  4. A cable upgrade team, consisting of personnel from PCA, 1964th Comm Gp and GEEIA arrived at this unit in Oct 68. The team found several problem areas. Only the plastic cables portion of the cable plant is pressurized. Where the plastic cable interfaces with the paper cable, blocks have been installed. The team suspected that rocks in the bottom of cable trenches have punctured some of the sheaths. Cable 02 was receiving large amounts of air due to this problem. Cable 07 which serves IWCS/DCO requires complete rehabilitation, the cable is extremely noisy and will not hold pressure. The team recommended that 2000 feet of this cable which is currently aerial, be buried. The installed pump/drier is marked as a 1400 inch per cubic hour unit but appears to be only a 700 inch per cubic hour unit. The cables were consuming sufficient air to cause the pump/drier to run constantly and overheat the motor and compressor unit. A maintenance assistance team is due to arrive from the CONUS to rehabilitate the entire cable plant at Phan Rang.
  5. Several projects were completed at the AFRS-TV facility to improve the quality of the TV signal at Phan Rang. During the month of Nov the receive antenna located on Nui Dat was raised to a height of 45 feet. This increased the signal level received from Hon Tre Island on channel eleven but is still not at a desired level for retransmission. In order to obtain a stronger signal a high gain antenna system is to be installed, coupled with a wide band amplifier which will boost the signal from the antenna to a transmitting translator. One half of the high gain antenna system is presently on hand and the second half is on requisition from AFVN.
  6. In the month of Dec, a 50 watt transmitter was received from AFVN and installed in the local AFRS radio facility. The quality of the AFRS radio broadcasts at Phan Rang AB had been improved considerably since this installation was completed.
To the top of page

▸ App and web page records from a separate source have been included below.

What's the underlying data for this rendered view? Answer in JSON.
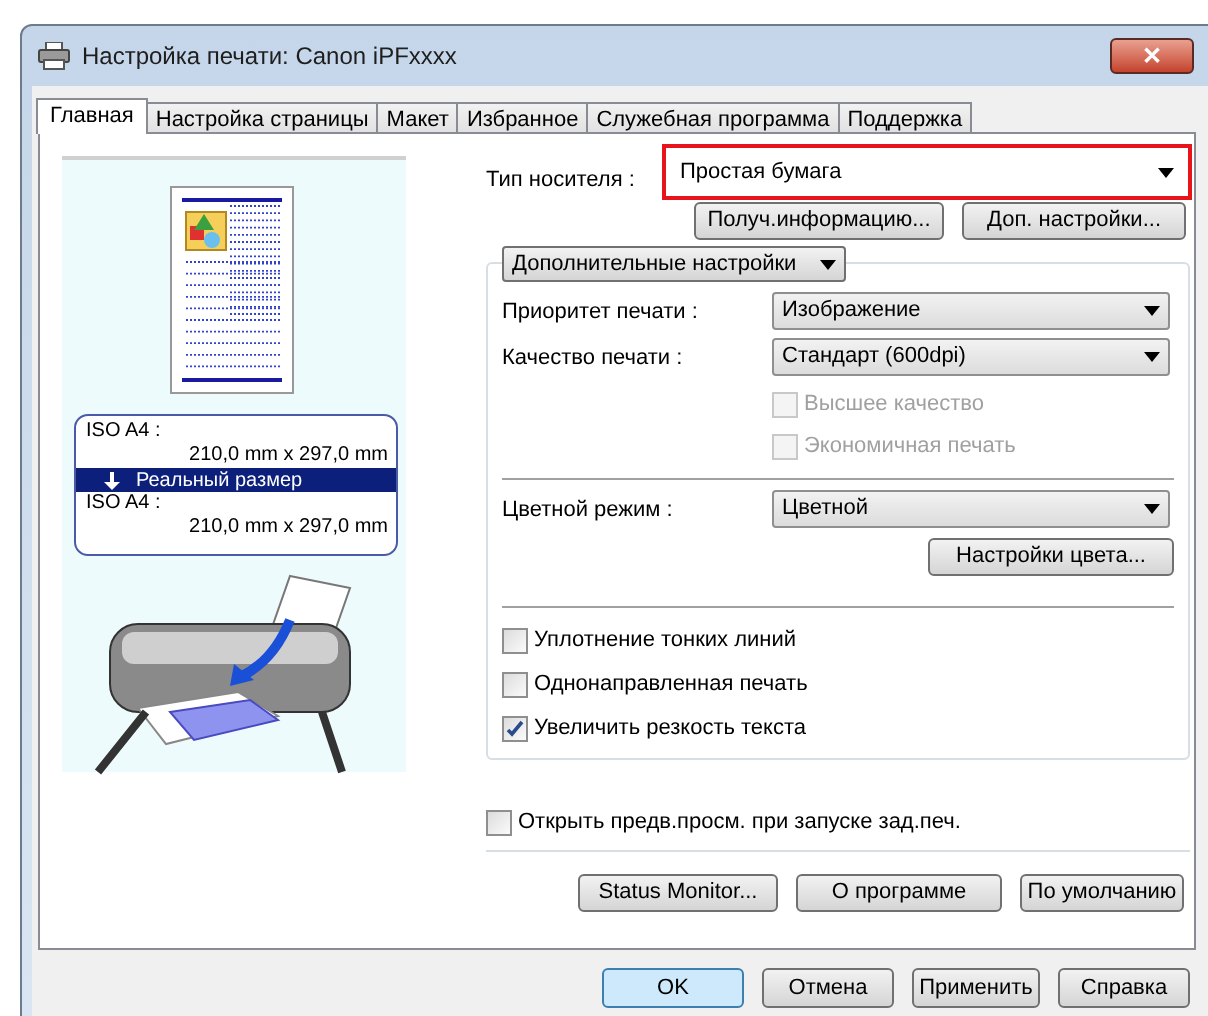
{
  "window": {
    "title": "Настройка печати: Canon iPFxxxx",
    "close": "✕"
  },
  "tabs": [
    {
      "label": "Главная",
      "selected": true
    },
    {
      "label": "Настройка страницы",
      "selected": false
    },
    {
      "label": "Макет",
      "selected": false
    },
    {
      "label": "Избранное",
      "selected": false
    },
    {
      "label": "Служебная программа",
      "selected": false
    },
    {
      "label": "Поддержка",
      "selected": false
    }
  ],
  "preview": {
    "page_size_label": "ISO A4 :",
    "page_size": "210,0 mm x 297,0 mm",
    "scaling": "Реальный размер",
    "output_size_label": "ISO A4 :",
    "output_size": "210,0 mm x 297,0 mm"
  },
  "media_type": {
    "label": "Тип носителя :",
    "value": "Простая бумага",
    "highlighted": true
  },
  "media_buttons": [
    "Получ.информацию...",
    "Доп. настройки..."
  ],
  "advanced": {
    "header": "Дополнительные настройки",
    "items": [
      {
        "kind": "dropdown",
        "label": "Приоритет печати :",
        "value": "Изображение"
      },
      {
        "kind": "dropdown",
        "label": "Качество печати :",
        "value": "Стандарт (600dpi)"
      },
      {
        "kind": "subcheck",
        "label": "Высшее качество",
        "checked": false,
        "disabled": true
      },
      {
        "kind": "subcheck",
        "label": "Экономичная печать",
        "checked": false,
        "disabled": true
      },
      {
        "kind": "divider"
      },
      {
        "kind": "dropdown",
        "label": "Цветной режим :",
        "value": "Цветной"
      },
      {
        "kind": "button",
        "label": "Настройки цвета..."
      },
      {
        "kind": "divider"
      },
      {
        "kind": "check",
        "label": "Уплотнение тонких линий",
        "checked": false,
        "disabled": false
      },
      {
        "kind": "check",
        "label": "Однонаправленная печать",
        "checked": false,
        "disabled": false
      },
      {
        "kind": "check",
        "label": "Увеличить резкость текста",
        "checked": true,
        "disabled": false
      }
    ]
  },
  "preview_on_start": {
    "label": "Открыть предв.просм. при запуске зад.печ.",
    "checked": false
  },
  "panel_buttons": [
    "Status Monitor...",
    "О программе",
    "По умолчанию"
  ],
  "dialog_buttons": [
    {
      "label": "OK",
      "default": true
    },
    {
      "label": "Отмена",
      "default": false
    },
    {
      "label": "Применить",
      "default": false
    },
    {
      "label": "Справка",
      "default": false
    }
  ]
}
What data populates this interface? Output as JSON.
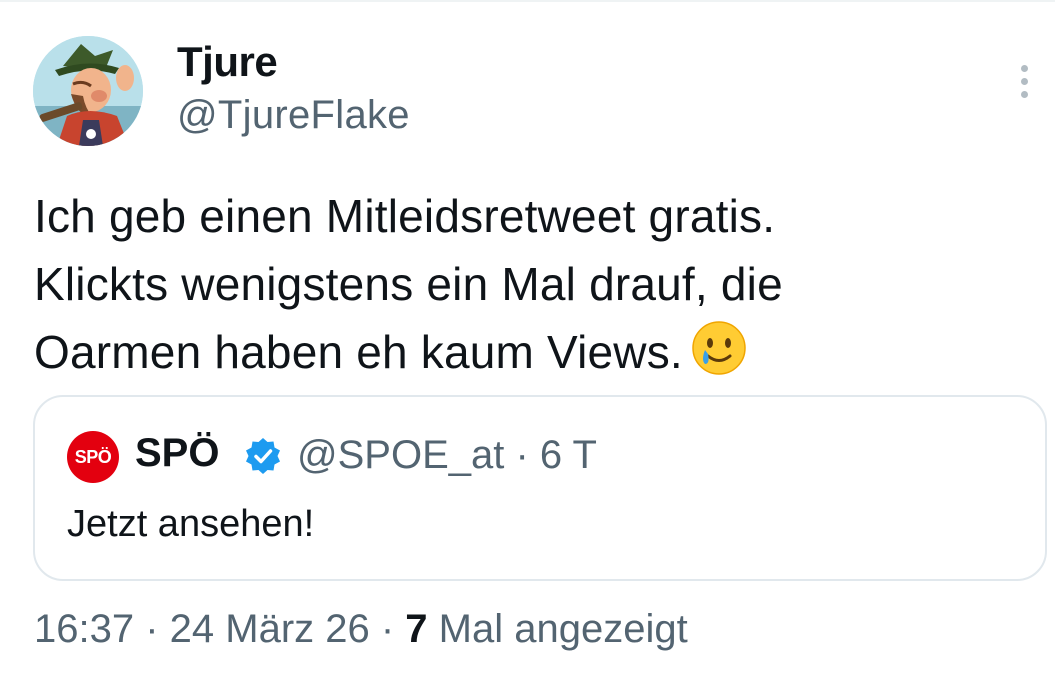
{
  "tweet": {
    "author": {
      "name": "Tjure",
      "handle": "@TjureFlake"
    },
    "text_lines": [
      "Ich geb einen Mitleidsretweet gratis.",
      "Klickts wenigstens ein Mal drauf, die",
      "Oarmen haben eh kaum Views."
    ],
    "emoji": "smiling-face-with-tear",
    "more_icon": "more-vertical-icon",
    "quoted_tweet": {
      "logo_text": "SPÖ",
      "name": "SPÖ",
      "verified": true,
      "handle_and_time": "@SPOE_at · 6 T",
      "text": "Jetzt ansehen!"
    },
    "meta": {
      "time_date": "16:37 · 24 März 26 · ",
      "views_count": "7",
      "views_label": " Mal angezeigt"
    },
    "colors": {
      "text": "#0f1419",
      "secondary": "#536471",
      "verified": "#1d9bf0",
      "spoe_red": "#e3000f",
      "border": "#e1e8ed"
    }
  }
}
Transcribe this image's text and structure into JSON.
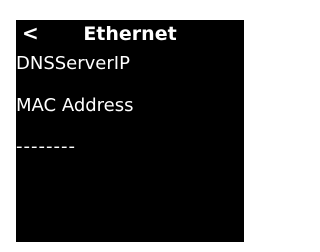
{
  "header": {
    "back_label": "<",
    "title": "Ethernet"
  },
  "rows": [
    {
      "label": "DNSServerIP"
    },
    {
      "label": "MAC Address"
    },
    {
      "label": "--------"
    }
  ]
}
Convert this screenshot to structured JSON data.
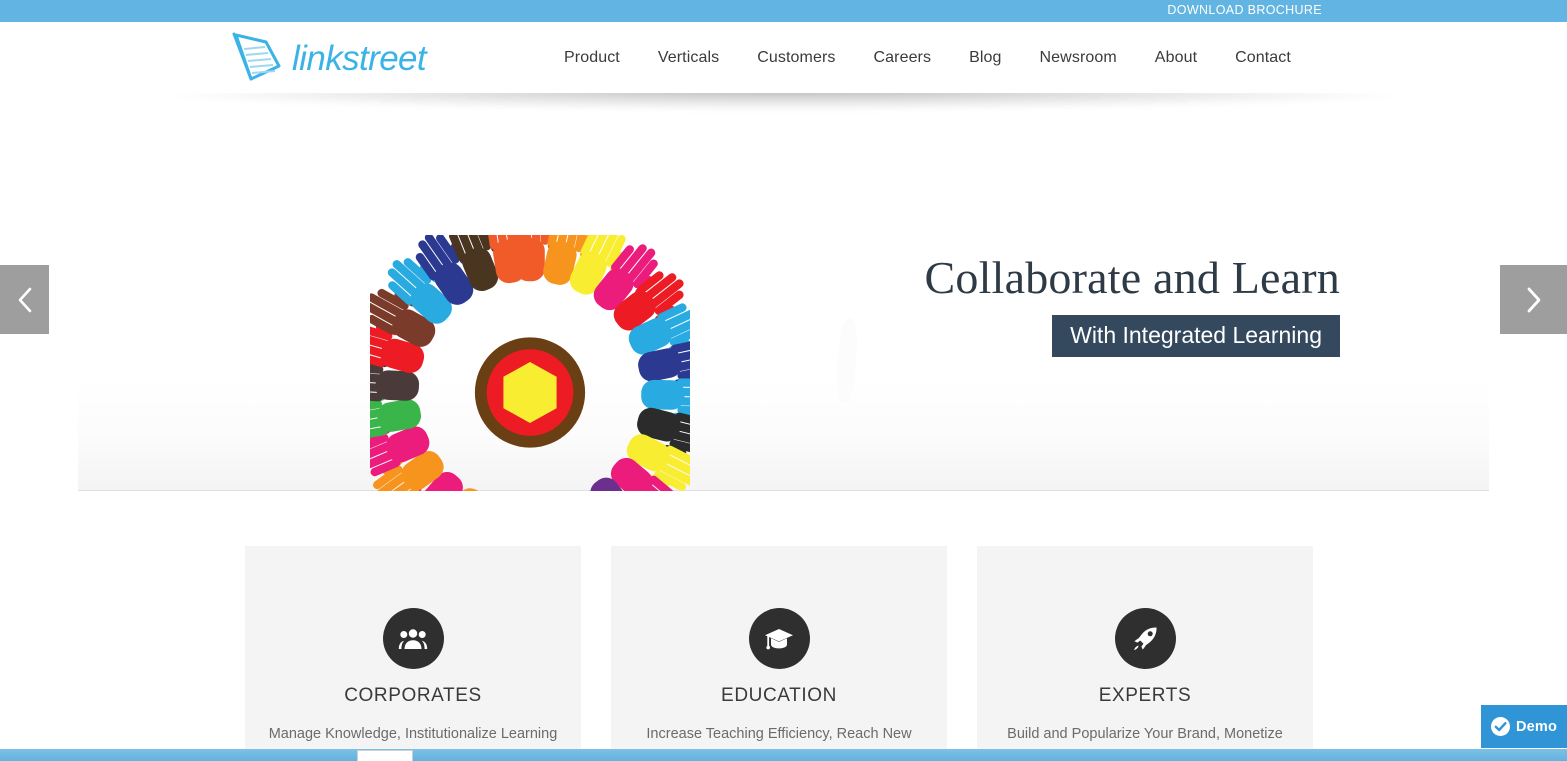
{
  "topbar": {
    "brochure_label": "DOWNLOAD BROCHURE",
    "background_color": "#62b4e2"
  },
  "header": {
    "logo_text": "linkstreet",
    "logo_color": "#3cb3e6",
    "nav": [
      {
        "label": "Product"
      },
      {
        "label": "Verticals"
      },
      {
        "label": "Customers"
      },
      {
        "label": "Careers"
      },
      {
        "label": "Blog"
      },
      {
        "label": "Newsroom"
      },
      {
        "label": "About"
      },
      {
        "label": "Contact"
      }
    ]
  },
  "hero": {
    "title": "Collaborate and Learn",
    "subtitle": "With Integrated Learning",
    "subtitle_background": "#35495e",
    "prev_label": "Previous slide",
    "next_label": "Next slide",
    "illustration_name": "circle-of-hands-illustration"
  },
  "segments": {
    "cards": [
      {
        "icon": "people-group-icon",
        "title": "CORPORATES",
        "description": "Manage Knowledge, Institutionalize Learning"
      },
      {
        "icon": "graduation-cap-icon",
        "title": "EDUCATION",
        "description": "Increase Teaching Efficiency, Reach New"
      },
      {
        "icon": "rocket-icon",
        "title": "EXPERTS",
        "description": "Build and Popularize Your Brand, Monetize"
      }
    ]
  },
  "demo_widget": {
    "label": "Demo",
    "icon": "check-circle-icon",
    "background_color": "#2f95d6"
  }
}
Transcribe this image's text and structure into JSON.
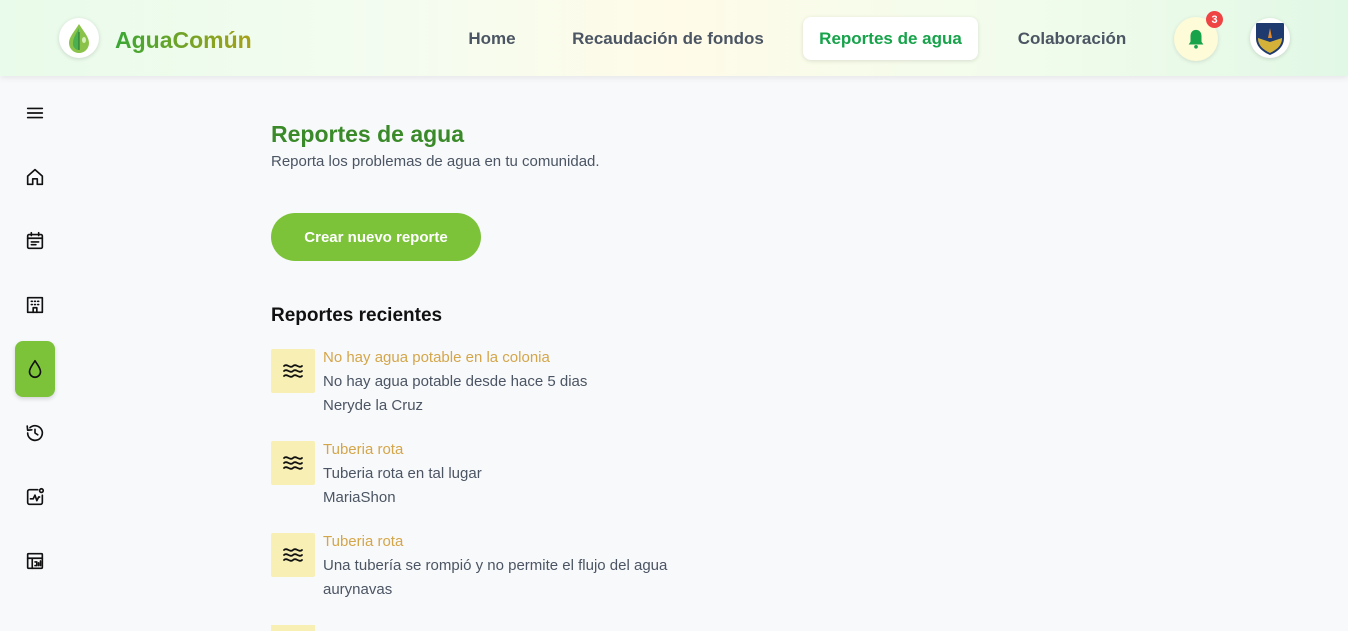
{
  "header": {
    "brand": "AguaComún",
    "nav": {
      "home": "Home",
      "fondos": "Recaudación de fondos",
      "reportes": "Reportes de agua",
      "colaboracion": "Colaboración"
    },
    "notification_count": "3"
  },
  "sidebar": {
    "items": [
      {
        "icon": "menu-icon"
      },
      {
        "icon": "home-icon"
      },
      {
        "icon": "calendar-icon"
      },
      {
        "icon": "building-icon"
      },
      {
        "icon": "water-drop-icon",
        "active": true
      },
      {
        "icon": "history-icon"
      },
      {
        "icon": "activity-icon"
      },
      {
        "icon": "report-chart-icon"
      }
    ]
  },
  "main": {
    "title": "Reportes de agua",
    "subtitle": "Reporta los problemas de agua en tu comunidad.",
    "create_button": "Crear nuevo reporte",
    "recent_title": "Reportes recientes",
    "reports": [
      {
        "title": "No hay agua potable en la colonia",
        "description": "No hay agua potable desde hace 5 dias",
        "author": "Neryde la Cruz"
      },
      {
        "title": "Tuberia rota",
        "description": "Tuberia rota en tal lugar",
        "author": "MariaShon"
      },
      {
        "title": "Tuberia rota",
        "description": "Una tubería se rompió y no permite el flujo del agua",
        "author": "aurynavas"
      }
    ]
  },
  "colors": {
    "accent_green": "#7cc33a",
    "title_green": "#3a8a2a",
    "report_title": "#d4a64a",
    "icon_bg": "#f7efb3"
  }
}
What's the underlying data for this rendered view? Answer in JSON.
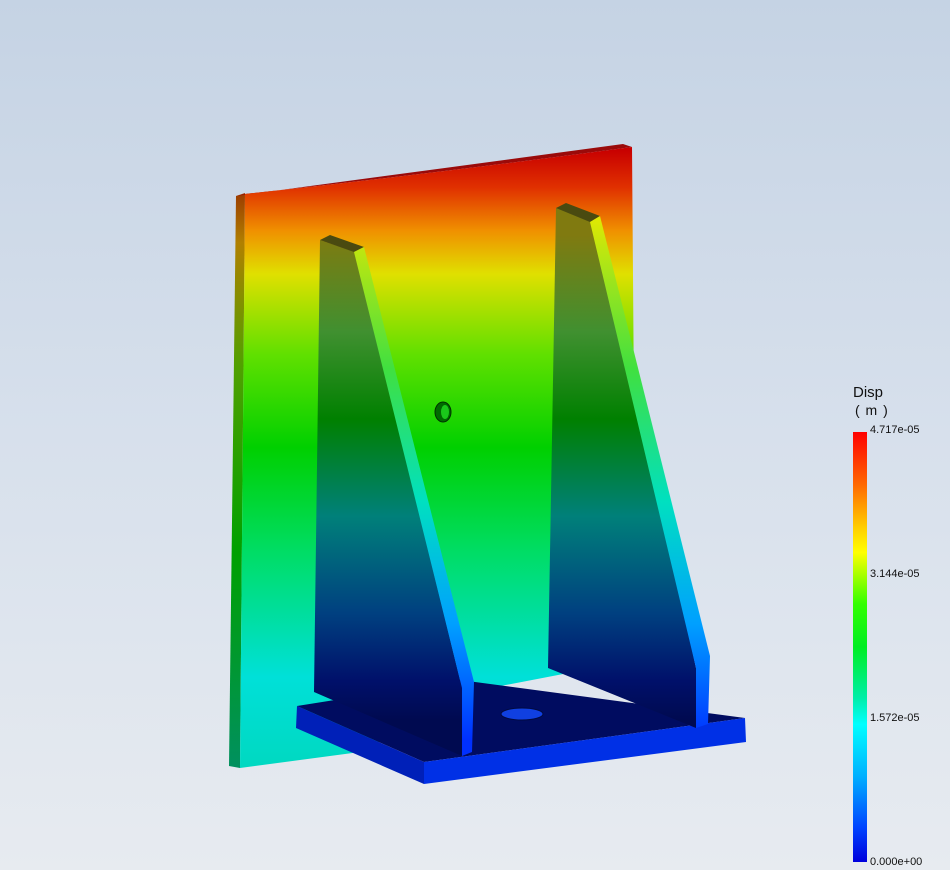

Base Attacks

Attack Aircraft Personnel
Seq No Date/Time Type Rounds Destroyed Damaged KIA WIA
078 Mar 07 01:05 Stand Off 10 0 0 0 0
117 Jun 23 00:05 Stand Off 18 0 5 0 3
124 Aug 21 00:03 Stand Off 27 0 2 0 2
Total Phan Rang 3 55 0 7 0 5
Total AF Vietnam 121 2153 28 365 70 510
Phan Rang Percentage 2.5% 2.6% 0.0% 1.9% 0.0% 1.0%

BASE Attacks Inbound
Aircraft Personnel
Destroyed Damaged KIA WIA
Binh Thuy 34 1155 2 57 3 23
Tan Son Nhut 25 198 6 105 34 243
Da Nang 19 179 7 82 4 33
Bien Hoa 15 247 9 81 20 139
Pleiku 13 188 2 17 9 52
Nha Trang 6 66 0 9 0 11
Tuy Hoa 4 28 2 7 0 4
Phan Rang 3 55 0 7 0 5
Cam Ranh Bay 1 27 0 0 0 0
Phu Cat 1 10 0 0 0 0

Go to top of pageGo to Mission Statement PageGo to Home Page